Word for word, the listing below should be printed again.

|---|

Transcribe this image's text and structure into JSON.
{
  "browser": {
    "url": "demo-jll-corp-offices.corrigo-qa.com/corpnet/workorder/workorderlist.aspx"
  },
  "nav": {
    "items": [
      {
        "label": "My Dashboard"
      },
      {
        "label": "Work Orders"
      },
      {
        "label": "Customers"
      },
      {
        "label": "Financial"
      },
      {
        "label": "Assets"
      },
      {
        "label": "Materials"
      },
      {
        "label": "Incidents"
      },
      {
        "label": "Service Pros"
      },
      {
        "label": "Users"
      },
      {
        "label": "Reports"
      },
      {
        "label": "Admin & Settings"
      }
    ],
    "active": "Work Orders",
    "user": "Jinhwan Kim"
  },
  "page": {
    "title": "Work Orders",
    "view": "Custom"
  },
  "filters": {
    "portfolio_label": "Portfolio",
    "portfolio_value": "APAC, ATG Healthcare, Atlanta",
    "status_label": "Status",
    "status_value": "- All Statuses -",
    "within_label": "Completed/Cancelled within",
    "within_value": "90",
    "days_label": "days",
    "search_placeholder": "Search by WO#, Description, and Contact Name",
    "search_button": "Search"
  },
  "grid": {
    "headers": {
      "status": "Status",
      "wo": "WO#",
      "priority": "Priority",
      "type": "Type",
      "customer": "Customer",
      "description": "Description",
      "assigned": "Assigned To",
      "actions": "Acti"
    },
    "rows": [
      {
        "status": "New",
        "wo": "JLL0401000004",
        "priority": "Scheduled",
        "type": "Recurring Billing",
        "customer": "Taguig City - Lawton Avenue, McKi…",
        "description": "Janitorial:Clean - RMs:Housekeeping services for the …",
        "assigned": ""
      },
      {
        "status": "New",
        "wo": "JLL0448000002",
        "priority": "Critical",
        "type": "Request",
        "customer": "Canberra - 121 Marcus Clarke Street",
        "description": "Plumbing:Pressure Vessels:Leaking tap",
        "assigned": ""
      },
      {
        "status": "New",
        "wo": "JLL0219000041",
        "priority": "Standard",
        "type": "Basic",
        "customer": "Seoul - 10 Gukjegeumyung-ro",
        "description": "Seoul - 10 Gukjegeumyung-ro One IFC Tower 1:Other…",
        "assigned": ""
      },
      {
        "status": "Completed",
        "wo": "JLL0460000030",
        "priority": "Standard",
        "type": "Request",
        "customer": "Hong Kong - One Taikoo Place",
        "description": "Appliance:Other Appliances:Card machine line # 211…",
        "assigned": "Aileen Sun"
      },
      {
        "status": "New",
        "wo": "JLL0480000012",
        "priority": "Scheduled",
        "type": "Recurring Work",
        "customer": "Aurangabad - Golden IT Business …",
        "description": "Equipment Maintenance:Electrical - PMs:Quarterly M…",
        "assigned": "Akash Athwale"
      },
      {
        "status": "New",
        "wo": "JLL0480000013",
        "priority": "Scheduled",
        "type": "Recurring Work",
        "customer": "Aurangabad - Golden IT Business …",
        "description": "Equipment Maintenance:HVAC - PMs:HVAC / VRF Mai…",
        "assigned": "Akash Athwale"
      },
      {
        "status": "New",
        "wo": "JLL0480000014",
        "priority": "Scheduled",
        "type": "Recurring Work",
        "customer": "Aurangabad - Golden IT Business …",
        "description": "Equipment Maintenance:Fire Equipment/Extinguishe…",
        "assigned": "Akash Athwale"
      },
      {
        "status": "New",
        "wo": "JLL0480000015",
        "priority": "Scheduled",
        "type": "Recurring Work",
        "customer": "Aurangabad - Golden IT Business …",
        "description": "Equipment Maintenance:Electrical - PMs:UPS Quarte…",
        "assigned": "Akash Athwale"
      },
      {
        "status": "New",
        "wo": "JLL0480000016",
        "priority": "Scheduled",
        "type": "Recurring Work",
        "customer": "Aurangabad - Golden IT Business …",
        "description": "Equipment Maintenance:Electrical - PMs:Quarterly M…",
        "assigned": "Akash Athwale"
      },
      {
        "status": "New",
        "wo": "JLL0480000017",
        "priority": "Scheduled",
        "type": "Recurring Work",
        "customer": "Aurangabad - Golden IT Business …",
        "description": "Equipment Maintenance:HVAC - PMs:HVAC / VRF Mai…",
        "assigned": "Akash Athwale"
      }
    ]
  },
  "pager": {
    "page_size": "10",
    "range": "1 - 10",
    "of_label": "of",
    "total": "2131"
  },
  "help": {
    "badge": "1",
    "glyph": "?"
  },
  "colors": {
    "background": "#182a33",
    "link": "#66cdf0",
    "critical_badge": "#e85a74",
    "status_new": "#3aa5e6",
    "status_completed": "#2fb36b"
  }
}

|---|

• **Solution to the exercise**:
Transcribe this image's text and structure into JSON.
{
  "browser": {
    "url": "demo-jll-corp-offices.corrigo-qa.com/corpnet/workorder/workorderlist.aspx"
  },
  "nav": {
    "items": [
      {
        "label": "My Dashboard"
      },
      {
        "label": "Work Orders"
      },
      {
        "label": "Customers"
      },
      {
        "label": "Financial"
      },
      {
        "label": "Assets"
      },
      {
        "label": "Materials"
      },
      {
        "label": "Incidents"
      },
      {
        "label": "Service Pros"
      },
      {
        "label": "Users"
      },
      {
        "label": "Reports"
      },
      {
        "label": "Admin & Settings"
      }
    ],
    "active": "Work Orders",
    "user": "Jinhwan Kim"
  },
  "page": {
    "title": "Work Orders",
    "view": "Custom"
  },
  "filters": {
    "portfolio_label": "Portfolio",
    "portfolio_value": "APAC, ATG Healthcare, Atlanta",
    "status_label": "Status",
    "status_value": "- All Statuses -",
    "within_label": "Completed/Cancelled within",
    "within_value": "90",
    "days_label": "days",
    "search_placeholder": "Search by WO#, Description, and Contact Name",
    "search_button": "Search"
  },
  "grid": {
    "headers": {
      "status": "Status",
      "wo": "WO#",
      "priority": "Priority",
      "type": "Type",
      "customer": "Customer",
      "description": "Description",
      "assigned": "Assigned To",
      "actions": "Acti"
    },
    "rows": [
      {
        "status": "New",
        "wo": "JLL0401000004",
        "priority": "Scheduled",
        "type": "Recurring Billing",
        "customer": "Taguig City - Lawton Avenue, McKi…",
        "description": "Janitorial:Clean - RMs:Housekeeping services for the …",
        "assigned": ""
      },
      {
        "status": "New",
        "wo": "JLL0448000002",
        "priority": "Critical",
        "type": "Request",
        "customer": "Canberra - 121 Marcus Clarke Street",
        "description": "Plumbing:Pressure Vessels:Leaking tap",
        "assigned": ""
      },
      {
        "status": "New",
        "wo": "JLL0219000041",
        "priority": "Standard",
        "type": "Basic",
        "customer": "Seoul - 10 Gukjegeumyung-ro",
        "description": "Seoul - 10 Gukjegeumyung-ro One IFC Tower 1:Other…",
        "assigned": ""
      },
      {
        "status": "Completed",
        "wo": "JLL0460000030",
        "priority": "Standard",
        "type": "Request",
        "customer": "Hong Kong - One Taikoo Place",
        "description": "Appliance:Other Appliances:Card machine line # 211…",
        "assigned": "Aileen Sun"
      },
      {
        "status": "New",
        "wo": "JLL0480000012",
        "priority": "Scheduled",
        "type": "Recurring Work",
        "customer": "Aurangabad - Golden IT Business …",
        "description": "Equipment Maintenance:Electrical - PMs:Quarterly M…",
        "assigned": "Akash Athwale"
      },
      {
        "status": "New",
        "wo": "JLL0480000013",
        "priority": "Scheduled",
        "type": "Recurring Work",
        "customer": "Aurangabad - Golden IT Business …",
        "description": "Equipment Maintenance:HVAC - PMs:HVAC / VRF Mai…",
        "assigned": "Akash Athwale"
      },
      {
        "status": "New",
        "wo": "JLL0480000014",
        "priority": "Scheduled",
        "type": "Recurring Work",
        "customer": "Aurangabad - Golden IT Business …",
        "description": "Equipment Maintenance:Fire Equipment/Extinguishe…",
        "assigned": "Akash Athwale"
      },
      {
        "status": "New",
        "wo": "JLL0480000015",
        "priority": "Scheduled",
        "type": "Recurring Work",
        "customer": "Aurangabad - Golden IT Business …",
        "description": "Equipment Maintenance:Electrical - PMs:UPS Quarte…",
        "assigned": "Akash Athwale"
      },
      {
        "status": "New",
        "wo": "JLL0480000016",
        "priority": "Scheduled",
        "type": "Recurring Work",
        "customer": "Aurangabad - Golden IT Business …",
        "description": "Equipment Maintenance:Electrical - PMs:Quarterly M…",
        "assigned": "Akash Athwale"
      },
      {
        "status": "New",
        "wo": "JLL0480000017",
        "priority": "Scheduled",
        "type": "Recurring Work",
        "customer": "Aurangabad - Golden IT Business …",
        "description": "Equipment Maintenance:HVAC - PMs:HVAC / VRF Mai…",
        "assigned": "Akash Athwale"
      }
    ]
  },
  "pager": {
    "page_size": "10",
    "range": "1 - 10",
    "of_label": "of",
    "total": "2131"
  },
  "help": {
    "badge": "1",
    "glyph": "?"
  },
  "colors": {
    "background": "#182a33",
    "link": "#66cdf0",
    "critical_badge": "#e85a74",
    "status_new": "#3aa5e6",
    "status_completed": "#2fb36b"
  }
}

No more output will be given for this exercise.